“Under the definitive agreement, Adobe has agreed to acquire Figma for approximately $20 billion, comprised of approximately half cash and half stock, subject to customary adjustments. Approximately 6 million additional restricted stock units will be granted to Figma’s CEO and employees that will vest over four years subsequent to closing. Adobe expects the cash consideration to be financed through cash on hand and, if necessary, a term loan. The transaction is expected to close in 2023, subject to the receipt of required regulatory clearances and approvals and the satisfaction of other closing conditions, including the approval of Figma’s stockholders.” – Adobe
You can expect to see Adobe’s visual editing features find their way into the Figma platform, and the two companies hope the purchase to end sometime in 2023 if it gets approval from regulators and shareholders. Figma co-founder and president Dylan Field will continue to lead his company if and when the acquisition is completed, but will report to David Wadhwani, Adobe’s digital media leader.

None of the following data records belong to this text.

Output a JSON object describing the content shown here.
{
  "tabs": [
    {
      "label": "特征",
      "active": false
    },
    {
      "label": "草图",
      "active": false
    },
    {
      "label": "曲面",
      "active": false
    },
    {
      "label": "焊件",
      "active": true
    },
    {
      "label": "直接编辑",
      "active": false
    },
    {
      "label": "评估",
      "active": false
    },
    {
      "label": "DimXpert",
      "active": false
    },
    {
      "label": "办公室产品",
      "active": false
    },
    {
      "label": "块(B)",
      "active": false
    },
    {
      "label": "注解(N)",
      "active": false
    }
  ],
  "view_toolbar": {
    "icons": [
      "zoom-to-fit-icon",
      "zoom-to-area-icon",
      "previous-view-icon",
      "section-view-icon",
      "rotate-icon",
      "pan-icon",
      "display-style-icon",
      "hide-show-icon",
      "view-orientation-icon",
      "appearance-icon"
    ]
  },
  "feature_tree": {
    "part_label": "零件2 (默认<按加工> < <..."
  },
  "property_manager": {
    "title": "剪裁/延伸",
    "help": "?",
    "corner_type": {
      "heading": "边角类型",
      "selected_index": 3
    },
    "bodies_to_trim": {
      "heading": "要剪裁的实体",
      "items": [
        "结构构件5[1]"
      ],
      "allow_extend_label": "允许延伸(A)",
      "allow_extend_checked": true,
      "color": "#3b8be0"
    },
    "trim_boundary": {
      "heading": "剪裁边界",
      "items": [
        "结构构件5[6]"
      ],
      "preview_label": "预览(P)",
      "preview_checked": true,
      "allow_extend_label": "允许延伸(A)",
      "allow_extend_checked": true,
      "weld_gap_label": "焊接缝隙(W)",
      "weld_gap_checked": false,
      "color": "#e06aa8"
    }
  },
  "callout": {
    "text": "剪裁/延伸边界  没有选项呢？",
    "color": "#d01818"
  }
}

Adobe in their press release added that “Together, Adobe and Figma will reimagine the future of creativity and productivity, accelerate creativity on the web, advance product design and inspire global communities of creators, designers and developers. The combined company will have a massive, fast-growing market opportunity and capabilities to drive significant value for customers, shareholders and the industry.”
Adobe will not completely revamp Figma, at least not initially. Field’s blog post emphasized that Adobe is “strongly committed” to keeping Figma an independent company.
There is no “plan” at the moment to change Figma’s pricing, and it will remain accessible for education users, Engadget reports. While the CEO was hoping to leverage Adobe’s expertise for upgrades, he also expected to continue to run Figma as he did before. And while the acquisition is huge, it’s not surprising given Adobe’s previous moves.
Figma is a logical (if major) extension of this strategy—it can help make online teamwork a staple of the creative process at companies that regularly use software like Photoshop and Premiere.